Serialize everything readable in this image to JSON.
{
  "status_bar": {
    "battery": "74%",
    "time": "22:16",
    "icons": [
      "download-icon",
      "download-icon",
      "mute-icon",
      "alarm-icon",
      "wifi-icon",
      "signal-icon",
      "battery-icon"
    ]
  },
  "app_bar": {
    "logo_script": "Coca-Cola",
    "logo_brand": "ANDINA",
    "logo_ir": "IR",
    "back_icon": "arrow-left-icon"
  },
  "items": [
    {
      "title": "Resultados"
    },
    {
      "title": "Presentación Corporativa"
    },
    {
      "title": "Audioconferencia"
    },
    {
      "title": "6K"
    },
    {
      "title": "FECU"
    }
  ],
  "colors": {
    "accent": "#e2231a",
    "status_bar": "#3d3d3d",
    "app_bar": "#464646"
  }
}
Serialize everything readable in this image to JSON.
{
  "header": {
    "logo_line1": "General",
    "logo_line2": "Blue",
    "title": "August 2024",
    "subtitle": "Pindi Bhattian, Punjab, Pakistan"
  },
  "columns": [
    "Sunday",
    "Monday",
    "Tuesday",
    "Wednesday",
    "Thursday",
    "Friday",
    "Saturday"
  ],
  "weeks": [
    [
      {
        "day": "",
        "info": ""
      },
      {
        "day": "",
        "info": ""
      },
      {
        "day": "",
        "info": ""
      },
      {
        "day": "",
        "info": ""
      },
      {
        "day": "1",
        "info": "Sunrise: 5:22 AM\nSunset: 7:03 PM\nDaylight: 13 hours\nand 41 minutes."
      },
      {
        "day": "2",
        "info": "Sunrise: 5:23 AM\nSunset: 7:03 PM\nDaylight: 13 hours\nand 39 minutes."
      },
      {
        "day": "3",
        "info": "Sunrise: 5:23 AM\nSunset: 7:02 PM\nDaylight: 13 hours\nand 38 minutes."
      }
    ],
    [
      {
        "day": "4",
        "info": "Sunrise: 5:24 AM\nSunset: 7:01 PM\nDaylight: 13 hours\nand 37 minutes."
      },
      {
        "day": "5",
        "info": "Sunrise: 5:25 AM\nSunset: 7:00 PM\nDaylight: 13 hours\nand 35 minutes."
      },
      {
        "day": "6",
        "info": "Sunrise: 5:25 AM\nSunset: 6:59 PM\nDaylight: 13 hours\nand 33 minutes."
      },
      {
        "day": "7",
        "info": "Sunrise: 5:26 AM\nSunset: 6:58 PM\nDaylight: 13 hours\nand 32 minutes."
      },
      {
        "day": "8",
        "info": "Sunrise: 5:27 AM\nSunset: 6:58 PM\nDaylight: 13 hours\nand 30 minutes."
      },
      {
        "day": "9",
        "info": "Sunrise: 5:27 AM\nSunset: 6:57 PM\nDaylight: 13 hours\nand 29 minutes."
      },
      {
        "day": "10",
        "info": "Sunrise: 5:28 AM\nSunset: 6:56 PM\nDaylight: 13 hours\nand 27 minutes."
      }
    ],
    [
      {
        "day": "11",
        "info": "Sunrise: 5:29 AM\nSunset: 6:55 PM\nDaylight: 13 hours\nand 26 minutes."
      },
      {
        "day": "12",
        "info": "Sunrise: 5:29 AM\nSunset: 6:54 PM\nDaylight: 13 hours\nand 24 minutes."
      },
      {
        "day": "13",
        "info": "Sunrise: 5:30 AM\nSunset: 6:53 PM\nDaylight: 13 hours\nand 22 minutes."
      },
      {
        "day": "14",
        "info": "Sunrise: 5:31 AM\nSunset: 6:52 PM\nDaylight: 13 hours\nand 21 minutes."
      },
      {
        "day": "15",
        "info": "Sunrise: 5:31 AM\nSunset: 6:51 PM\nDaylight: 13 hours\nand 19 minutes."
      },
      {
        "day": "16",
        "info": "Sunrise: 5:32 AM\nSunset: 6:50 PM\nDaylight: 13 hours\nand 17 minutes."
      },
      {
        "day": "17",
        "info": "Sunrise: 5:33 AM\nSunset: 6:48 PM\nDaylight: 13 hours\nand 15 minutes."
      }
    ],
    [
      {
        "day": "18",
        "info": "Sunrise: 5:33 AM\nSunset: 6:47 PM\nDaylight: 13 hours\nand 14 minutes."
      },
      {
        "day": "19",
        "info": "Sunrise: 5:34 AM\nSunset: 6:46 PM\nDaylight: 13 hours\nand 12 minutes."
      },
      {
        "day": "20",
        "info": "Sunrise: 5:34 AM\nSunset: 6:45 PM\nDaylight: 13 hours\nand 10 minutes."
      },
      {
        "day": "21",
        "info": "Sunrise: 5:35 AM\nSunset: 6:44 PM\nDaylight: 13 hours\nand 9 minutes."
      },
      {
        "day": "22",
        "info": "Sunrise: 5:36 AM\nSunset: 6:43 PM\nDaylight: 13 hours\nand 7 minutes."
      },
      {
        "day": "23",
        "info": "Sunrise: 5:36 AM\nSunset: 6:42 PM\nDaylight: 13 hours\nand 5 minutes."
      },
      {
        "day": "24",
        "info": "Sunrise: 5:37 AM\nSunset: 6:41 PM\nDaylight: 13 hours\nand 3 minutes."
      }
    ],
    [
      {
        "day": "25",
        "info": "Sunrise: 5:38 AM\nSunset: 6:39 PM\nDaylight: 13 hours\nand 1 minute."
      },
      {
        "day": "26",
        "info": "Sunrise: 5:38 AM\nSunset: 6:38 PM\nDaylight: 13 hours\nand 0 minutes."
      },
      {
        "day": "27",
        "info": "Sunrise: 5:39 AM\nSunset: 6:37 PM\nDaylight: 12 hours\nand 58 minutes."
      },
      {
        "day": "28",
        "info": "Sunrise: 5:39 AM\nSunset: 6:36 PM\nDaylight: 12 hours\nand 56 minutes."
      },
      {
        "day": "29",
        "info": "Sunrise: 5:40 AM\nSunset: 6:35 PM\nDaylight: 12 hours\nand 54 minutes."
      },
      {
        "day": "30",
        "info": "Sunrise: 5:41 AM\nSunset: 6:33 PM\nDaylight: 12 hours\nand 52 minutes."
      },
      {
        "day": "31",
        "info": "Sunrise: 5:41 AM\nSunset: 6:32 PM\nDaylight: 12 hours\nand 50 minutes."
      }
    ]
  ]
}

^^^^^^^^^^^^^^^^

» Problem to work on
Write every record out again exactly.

» Written response
Serialize everything readable in this image to JSON.
{
  "status_bar": {
    "battery": "74%",
    "time": "22:16",
    "icons": [
      "download-icon",
      "download-icon",
      "mute-icon",
      "alarm-icon",
      "wifi-icon",
      "signal-icon",
      "battery-icon"
    ]
  },
  "app_bar": {
    "logo_script": "Coca-Cola",
    "logo_brand": "ANDINA",
    "logo_ir": "IR",
    "back_icon": "arrow-left-icon"
  },
  "items": [
    {
      "title": "Resultados"
    },
    {
      "title": "Presentación Corporativa"
    },
    {
      "title": "Audioconferencia"
    },
    {
      "title": "6K"
    },
    {
      "title": "FECU"
    }
  ],
  "colors": {
    "accent": "#e2231a",
    "status_bar": "#3d3d3d",
    "app_bar": "#464646"
  }
}
Serialize everything readable in this image to JSON.
{
  "header": {
    "logo_line1": "General",
    "logo_line2": "Blue",
    "title": "August 2024",
    "subtitle": "Pindi Bhattian, Punjab, Pakistan"
  },
  "columns": [
    "Sunday",
    "Monday",
    "Tuesday",
    "Wednesday",
    "Thursday",
    "Friday",
    "Saturday"
  ],
  "weeks": [
    [
      {
        "day": "",
        "info": ""
      },
      {
        "day": "",
        "info": ""
      },
      {
        "day": "",
        "info": ""
      },
      {
        "day": "",
        "info": ""
      },
      {
        "day": "1",
        "info": "Sunrise: 5:22 AM\nSunset: 7:03 PM\nDaylight: 13 hours\nand 41 minutes."
      },
      {
        "day": "2",
        "info": "Sunrise: 5:23 AM\nSunset: 7:03 PM\nDaylight: 13 hours\nand 39 minutes."
      },
      {
        "day": "3",
        "info": "Sunrise: 5:23 AM\nSunset: 7:02 PM\nDaylight: 13 hours\nand 38 minutes."
      }
    ],
    [
      {
        "day": "4",
        "info": "Sunrise: 5:24 AM\nSunset: 7:01 PM\nDaylight: 13 hours\nand 37 minutes."
      },
      {
        "day": "5",
        "info": "Sunrise: 5:25 AM\nSunset: 7:00 PM\nDaylight: 13 hours\nand 35 minutes."
      },
      {
        "day": "6",
        "info": "Sunrise: 5:25 AM\nSunset: 6:59 PM\nDaylight: 13 hours\nand 33 minutes."
      },
      {
        "day": "7",
        "info": "Sunrise: 5:26 AM\nSunset: 6:58 PM\nDaylight: 13 hours\nand 32 minutes."
      },
      {
        "day": "8",
        "info": "Sunrise: 5:27 AM\nSunset: 6:58 PM\nDaylight: 13 hours\nand 30 minutes."
      },
      {
        "day": "9",
        "info": "Sunrise: 5:27 AM\nSunset: 6:57 PM\nDaylight: 13 hours\nand 29 minutes."
      },
      {
        "day": "10",
        "info": "Sunrise: 5:28 AM\nSunset: 6:56 PM\nDaylight: 13 hours\nand 27 minutes."
      }
    ],
    [
      {
        "day": "11",
        "info": "Sunrise: 5:29 AM\nSunset: 6:55 PM\nDaylight: 13 hours\nand 26 minutes."
      },
      {
        "day": "12",
        "info": "Sunrise: 5:29 AM\nSunset: 6:54 PM\nDaylight: 13 hours\nand 24 minutes."
      },
      {
        "day": "13",
        "info": "Sunrise: 5:30 AM\nSunset: 6:53 PM\nDaylight: 13 hours\nand 22 minutes."
      },
      {
        "day": "14",
        "info": "Sunrise: 5:31 AM\nSunset: 6:52 PM\nDaylight: 13 hours\nand 21 minutes."
      },
      {
        "day": "15",
        "info": "Sunrise: 5:31 AM\nSunset: 6:51 PM\nDaylight: 13 hours\nand 19 minutes."
      },
      {
        "day": "16",
        "info": "Sunrise: 5:32 AM\nSunset: 6:50 PM\nDaylight: 13 hours\nand 17 minutes."
      },
      {
        "day": "17",
        "info": "Sunrise: 5:33 AM\nSunset: 6:48 PM\nDaylight: 13 hours\nand 15 minutes."
      }
    ],
    [
      {
        "day": "18",
        "info": "Sunrise: 5:33 AM\nSunset: 6:47 PM\nDaylight: 13 hours\nand 14 minutes."
      },
      {
        "day": "19",
        "info": "Sunrise: 5:34 AM\nSunset: 6:46 PM\nDaylight: 13 hours\nand 12 minutes."
      },
      {
        "day": "20",
        "info": "Sunrise: 5:34 AM\nSunset: 6:45 PM\nDaylight: 13 hours\nand 10 minutes."
      },
      {
        "day": "21",
        "info": "Sunrise: 5:35 AM\nSunset: 6:44 PM\nDaylight: 13 hours\nand 9 minutes."
      },
      {
        "day": "22",
        "info": "Sunrise: 5:36 AM\nSunset: 6:43 PM\nDaylight: 13 hours\nand 7 minutes."
      },
      {
        "day": "23",
        "info": "Sunrise: 5:36 AM\nSunset: 6:42 PM\nDaylight: 13 hours\nand 5 minutes."
      },
      {
        "day": "24",
        "info": "Sunrise: 5:37 AM\nSunset: 6:41 PM\nDaylight: 13 hours\nand 3 minutes."
      }
    ],
    [
      {
        "day": "25",
        "info": "Sunrise: 5:38 AM\nSunset: 6:39 PM\nDaylight: 13 hours\nand 1 minute."
      },
      {
        "day": "26",
        "info": "Sunrise: 5:38 AM\nSunset: 6:38 PM\nDaylight: 13 hours\nand 0 minutes."
      },
      {
        "day": "27",
        "info": "Sunrise: 5:39 AM\nSunset: 6:37 PM\nDaylight: 12 hours\nand 58 minutes."
      },
      {
        "day": "28",
        "info": "Sunrise: 5:39 AM\nSunset: 6:36 PM\nDaylight: 12 hours\nand 56 minutes."
      },
      {
        "day": "29",
        "info": "Sunrise: 5:40 AM\nSunset: 6:35 PM\nDaylight: 12 hours\nand 54 minutes."
      },
      {
        "day": "30",
        "info": "Sunrise: 5:41 AM\nSunset: 6:33 PM\nDaylight: 12 hours\nand 52 minutes."
      },
      {
        "day": "31",
        "info": "Sunrise: 5:41 AM\nSunset: 6:32 PM\nDaylight: 12 hours\nand 50 minutes."
      }
    ]
  ]
}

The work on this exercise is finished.